Daren Blomquist, vice president at RealtyTrac—a company that divulges analytics and housing data—believes that foreclosure rates are set to taper off substantially. “Given that August 2006 was the peak of the housing bubble, this eight-and-a-half year low in foreclosure activity is a significant milestone and a sign that nationwide foreclosure activity is on track to return to historic norms this year — and is possibly even headed below historic norms…,” said Blomquist.
According to CoreLogic National Foreclosure Report, in February of this year, there were 39,000 foreclosures, which is a large decrease from the foreclosure rate of February of last year which was 46,000.
This may all be due to the economy picking up all around. One could say that from February 14 to February 15, foreclosure inventory decreased because more people became employed, thus they were able to pay their mortgages. Home values have increased as well, as has the demand for homes—another great sign.
Even though foreclosure rates seem to be dwindling down for the most part, there are states in the U.S. that aren’t having the same results. For example, Massachusetts has an increase in foreclosure activity by about 53 percent from last year. New York has increased by 19 percent from last year, as well. One could ask why this is happening in some spots as opposed to others. Do some regions offer more employment? Is housing more in demand in other places?
All in all, as a whole the nation is having a decrease in foreclosure activity, which is a great sign for those employed in the housing economy. They can take advantage of increased demand for homes, more jobs and more families will be able to afford their mortgages.

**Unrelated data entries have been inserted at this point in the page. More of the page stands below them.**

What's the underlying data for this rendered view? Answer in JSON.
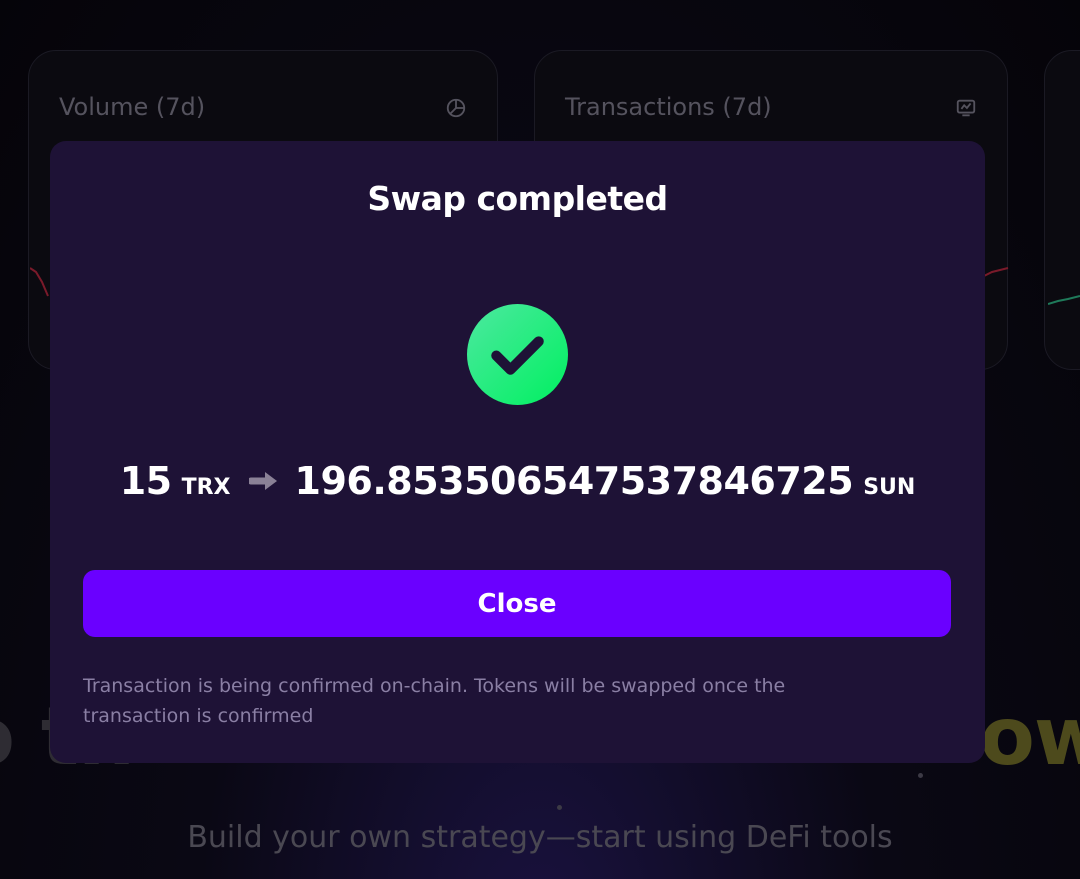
{
  "background": {
    "cards": [
      {
        "title": "Volume (7d)",
        "icon": "pie-chart-icon"
      },
      {
        "title": "Transactions (7d)",
        "icon": "monitor-chart-icon"
      }
    ],
    "hero_left": "o th",
    "hero_right": "owe",
    "subtitle": "Build your own strategy—start using DeFi tools"
  },
  "modal": {
    "title": "Swap completed",
    "status_icon": "check-circle-icon",
    "swap": {
      "from_amount": "15",
      "from_unit": "TRX",
      "arrow_icon": "arrow-right-icon",
      "to_amount": "196.853506547537846725",
      "to_unit": "SUN"
    },
    "close_label": "Close",
    "note": "Transaction is being confirmed on-chain. Tokens will be swapped once the transaction is confirmed"
  },
  "colors": {
    "modal_bg": "#1e1236",
    "accent": "#6a00ff",
    "success": "#22e07a"
  }
}
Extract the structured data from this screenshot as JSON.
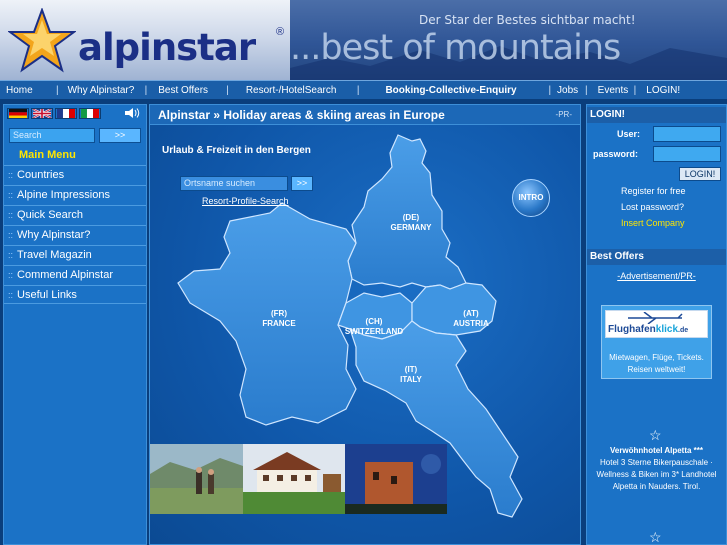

With analytics showing a more optimistic side of foreclosures, we are excited to see what is to come.